Putting Technology to Work
The revolution in digital technology has touched the microscope world in some truly amazing ways. With a few mouse clicks you can now get a state-of-the-art digital microscope capable of 400X magnification that fits in the palm of your hand. Did I mention they are easy enough for a child to use? Simply hold the microscope over the object, focus the image using the thumbwheel and capture detailed images or video at the touch of a finger.
Yet this tremendous capability is not without a few shortcomings. The compact design means that the image sensors and focusing lenses have a big job to do and a very small space in which to do it. In many situations this can lead to compromises in lens quality, depth of field issues, and limited magnification range, resulting in blurry edges, hazy colors and less-than-optimum images.
Fortunately, these issues and many more have been addressed by Dino-Lite in their new lineup of Edge series handheld digital microscopes, all of which feature brand new 1.3MP CMOS sensors, full range magnification from 10X to 220X, wider field of view and enhanced LED illumination.
The AM4515ZTW will automatically display the magnification level on screen, making it easy to dial up or return to a specific magnification level again and again. This is especially helpful to quality assurance inspectors who need to make frequent comparisons at a known level of magnification for their certification workflow.
The AM4815ZT has two distinct image capture modes which are unique and proving quite popular. They are Extended Depth of Field (EDOF) and Extended Dynamic Range (EDR). EDOF mode works by automatically capturing several images in sequence, each of which is at a slightly different focus depth. The software will then digitally “stack” or compile the images into one frame, resulting in a single sharp image with vertical surfaces (Z-axis) in clear focus. This makes it perfect for inspecting bolts, drill bits, bore holes and anything with a degree of height or depth.
The EDR capture mode uses the same mulit-image concept, yet with highly reflective surfaces. It functions by automatically taking many images at slightly different exposure settings and then digitally “stacking” or integrating them into a single image.
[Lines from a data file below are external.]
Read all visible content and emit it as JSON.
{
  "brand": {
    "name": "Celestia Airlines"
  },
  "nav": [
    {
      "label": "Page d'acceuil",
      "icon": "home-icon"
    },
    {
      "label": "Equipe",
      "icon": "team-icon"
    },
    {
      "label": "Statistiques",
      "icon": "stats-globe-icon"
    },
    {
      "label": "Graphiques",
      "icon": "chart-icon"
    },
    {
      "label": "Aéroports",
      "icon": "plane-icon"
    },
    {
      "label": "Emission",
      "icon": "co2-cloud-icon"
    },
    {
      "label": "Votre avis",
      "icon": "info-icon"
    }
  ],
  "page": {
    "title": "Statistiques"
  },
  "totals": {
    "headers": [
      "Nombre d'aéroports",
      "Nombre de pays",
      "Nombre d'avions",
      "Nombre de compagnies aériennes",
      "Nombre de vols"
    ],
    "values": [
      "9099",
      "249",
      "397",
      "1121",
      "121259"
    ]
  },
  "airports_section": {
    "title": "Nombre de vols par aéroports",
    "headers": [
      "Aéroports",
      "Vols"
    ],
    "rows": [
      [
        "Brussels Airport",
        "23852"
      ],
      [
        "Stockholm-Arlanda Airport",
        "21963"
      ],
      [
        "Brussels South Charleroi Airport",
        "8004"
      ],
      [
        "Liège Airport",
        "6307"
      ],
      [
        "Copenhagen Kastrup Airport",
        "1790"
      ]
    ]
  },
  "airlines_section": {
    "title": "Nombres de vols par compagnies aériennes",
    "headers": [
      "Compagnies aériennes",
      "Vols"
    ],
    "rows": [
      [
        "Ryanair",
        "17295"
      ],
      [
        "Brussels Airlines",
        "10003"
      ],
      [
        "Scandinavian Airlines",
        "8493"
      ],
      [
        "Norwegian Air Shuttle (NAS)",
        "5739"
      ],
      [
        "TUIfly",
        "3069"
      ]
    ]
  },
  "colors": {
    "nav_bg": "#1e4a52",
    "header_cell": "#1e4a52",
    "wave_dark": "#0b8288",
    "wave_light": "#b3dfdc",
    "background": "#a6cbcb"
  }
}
In this fashion, the EDR mode can reveal areas of pitting, corrosion and other details of dark or reflective areas which may be lost in normal imaging.
This type of imaging fidelity works well for pcb quality inspection, certified gemstone identification and grading, electronics repair, and any situation calling for a big image of a very small part.
Pretty incredible stuff when you consider that this imaging capability has only been around for a handful of years at the most, and it bears strong testimony to the warp speed of technological development we currently live in. One can only wonder where we’ll be in a year, or even 6 months from now.